The Miami-Dade County attorney has ruled that a petition by federal immigration authorities to keep a foreign national in detention longer than local officials require is not an order, but merely a request.
“This detainer, or ‘hold request’ is no more than a request from the Department of Homeland Security that a detainee be held for up to 48 hours,” wrote County Attorney Robert A. Cuevas, Jr. in a July 15 memo to Miami-Dade Mayor Carlos Gimenez. “It is my conclusion that compliance with ICE detainer requests is voluntary and not mandated by federal law or regulations.”
It’s the first time since immigration “detainers” or holds became controversial in South Florida in 2010 that county authorities have issued specific guidelines to corrections officials about such requests.

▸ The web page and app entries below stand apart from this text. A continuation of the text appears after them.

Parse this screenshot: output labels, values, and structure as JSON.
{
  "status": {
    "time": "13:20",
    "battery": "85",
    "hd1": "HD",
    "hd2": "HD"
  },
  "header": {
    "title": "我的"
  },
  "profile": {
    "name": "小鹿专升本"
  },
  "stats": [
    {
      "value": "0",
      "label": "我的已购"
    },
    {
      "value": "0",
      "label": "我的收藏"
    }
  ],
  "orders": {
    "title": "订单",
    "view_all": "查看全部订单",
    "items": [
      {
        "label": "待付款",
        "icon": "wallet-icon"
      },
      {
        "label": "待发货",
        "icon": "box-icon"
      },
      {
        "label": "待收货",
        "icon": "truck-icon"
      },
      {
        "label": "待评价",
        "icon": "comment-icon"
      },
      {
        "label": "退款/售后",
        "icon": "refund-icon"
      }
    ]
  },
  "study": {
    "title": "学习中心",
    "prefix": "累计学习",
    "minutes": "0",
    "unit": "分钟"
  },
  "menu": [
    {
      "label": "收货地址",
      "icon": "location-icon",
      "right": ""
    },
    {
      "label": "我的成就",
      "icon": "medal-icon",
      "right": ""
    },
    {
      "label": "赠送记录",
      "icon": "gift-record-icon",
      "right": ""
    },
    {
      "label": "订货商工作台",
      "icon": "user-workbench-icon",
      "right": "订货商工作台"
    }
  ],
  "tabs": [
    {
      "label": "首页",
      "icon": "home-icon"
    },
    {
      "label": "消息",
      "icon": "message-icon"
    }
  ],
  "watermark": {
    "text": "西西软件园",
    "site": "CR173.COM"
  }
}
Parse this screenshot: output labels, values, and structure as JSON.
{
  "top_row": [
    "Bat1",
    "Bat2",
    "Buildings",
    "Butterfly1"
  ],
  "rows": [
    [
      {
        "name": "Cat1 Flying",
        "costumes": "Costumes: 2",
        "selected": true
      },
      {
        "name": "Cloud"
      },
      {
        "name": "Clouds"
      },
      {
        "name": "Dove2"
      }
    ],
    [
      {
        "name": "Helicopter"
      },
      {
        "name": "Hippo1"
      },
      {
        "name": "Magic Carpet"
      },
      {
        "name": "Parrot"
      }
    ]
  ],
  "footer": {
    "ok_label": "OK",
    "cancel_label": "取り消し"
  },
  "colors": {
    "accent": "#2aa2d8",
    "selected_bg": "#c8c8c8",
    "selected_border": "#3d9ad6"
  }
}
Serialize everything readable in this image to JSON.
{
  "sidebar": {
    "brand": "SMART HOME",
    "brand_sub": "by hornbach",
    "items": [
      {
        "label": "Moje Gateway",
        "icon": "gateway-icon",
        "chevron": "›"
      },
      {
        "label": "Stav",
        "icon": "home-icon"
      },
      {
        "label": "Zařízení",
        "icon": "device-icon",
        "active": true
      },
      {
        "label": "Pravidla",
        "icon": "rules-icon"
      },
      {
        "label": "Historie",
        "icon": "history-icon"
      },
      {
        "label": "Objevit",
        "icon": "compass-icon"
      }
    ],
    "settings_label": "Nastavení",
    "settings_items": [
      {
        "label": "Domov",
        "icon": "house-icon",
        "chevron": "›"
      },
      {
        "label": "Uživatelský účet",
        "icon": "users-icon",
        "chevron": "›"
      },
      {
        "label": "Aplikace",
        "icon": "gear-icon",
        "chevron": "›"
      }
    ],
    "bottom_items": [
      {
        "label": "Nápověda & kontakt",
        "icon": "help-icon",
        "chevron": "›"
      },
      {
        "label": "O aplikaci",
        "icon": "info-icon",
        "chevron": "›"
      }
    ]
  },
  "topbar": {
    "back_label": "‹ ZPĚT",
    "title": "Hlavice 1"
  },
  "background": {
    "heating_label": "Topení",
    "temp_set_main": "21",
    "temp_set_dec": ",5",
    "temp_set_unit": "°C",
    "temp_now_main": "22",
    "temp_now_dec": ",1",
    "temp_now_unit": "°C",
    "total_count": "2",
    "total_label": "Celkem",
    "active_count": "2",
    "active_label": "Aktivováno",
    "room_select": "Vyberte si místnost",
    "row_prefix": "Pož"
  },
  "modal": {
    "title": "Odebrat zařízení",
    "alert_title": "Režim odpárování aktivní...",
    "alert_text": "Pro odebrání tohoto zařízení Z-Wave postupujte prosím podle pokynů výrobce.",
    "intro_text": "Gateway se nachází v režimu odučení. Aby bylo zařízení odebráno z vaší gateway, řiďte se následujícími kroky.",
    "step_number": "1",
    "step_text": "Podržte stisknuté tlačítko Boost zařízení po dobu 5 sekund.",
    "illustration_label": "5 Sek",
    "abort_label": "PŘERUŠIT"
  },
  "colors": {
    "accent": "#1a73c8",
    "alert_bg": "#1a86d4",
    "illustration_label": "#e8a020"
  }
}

Until now, the county policy had been to comply with detainer requests without question. In some instances in the past, some prisoners have been held even after the 48-hour period of the detainer had expired.
For example, on the afternoon of July 31, 2010, as José Bernabe sat in his van awaiting his wife, two police officers outside his Florida City home arrested him for not having a driver's license.
Bernabe didn’t have a license because he was an undocumented immigrant from Mexico.
After his arrest, Bernabe was booked at a county jail and given bail. His family paid it, but Bernabe was not released because immigration authorities had lodged a detainer, or hold, against him when they learned of his illegal status.
Eventually, Bernabe was released after his attorney sued Miami-Dade County, and ultimately avoided deportation.
Activists that defend the rights of undocumented immigrants cheered the County Attorney’s opinion.
“We applaud the Miami-Dade County Attorney, who rightly concluded that compliance with ICE requests to hold such immigrants is ‘voluntary and not mandated by federal law or regulation,’ ” said a statement from Americans for Immigrant Justice, a Miami group. “We strongly recommend that Miami-Dade County follow the lead of numerous states and local governments and not honor ICE detainer requests unless an immigrant has been convicted of a serious crime.”
Bernabe’s attorney, John de Leon, also welcomed Cuevas’ action.
“This is an important finding by the county attorney and should have implications throughout Florida and the United States,” de Leon said. “It provides jails throughout the country with additional precedent to change their practices of blindly and unlawfully detaining people who should not be held, essentially without bond.”
The county attorney’s ruling came as part of a broader effort by Gimenez, the county mayor, to explore the detainer issue and whether Miami-Dade was being properly reimbursed for detainer requests.
Gimenez, in a June 20 memo to County Commissioner Sally Heyman, said immigration officials had failed to reimburse the county for some expenses connected to detainers.
“During the 2012 calendar year, monthly invoices were submitted to Immigration and Customs Enforcement (ICE) reflecting costs associated with housing inmates whose local charges had been satisfied and continued to be held pending ICE taking custody,” Gimenez wrote. “The Department billed ICE a total of $347,853 for 1,683 inmates who accumulated 4,221 days in our custody at the federal rate of $82.41.”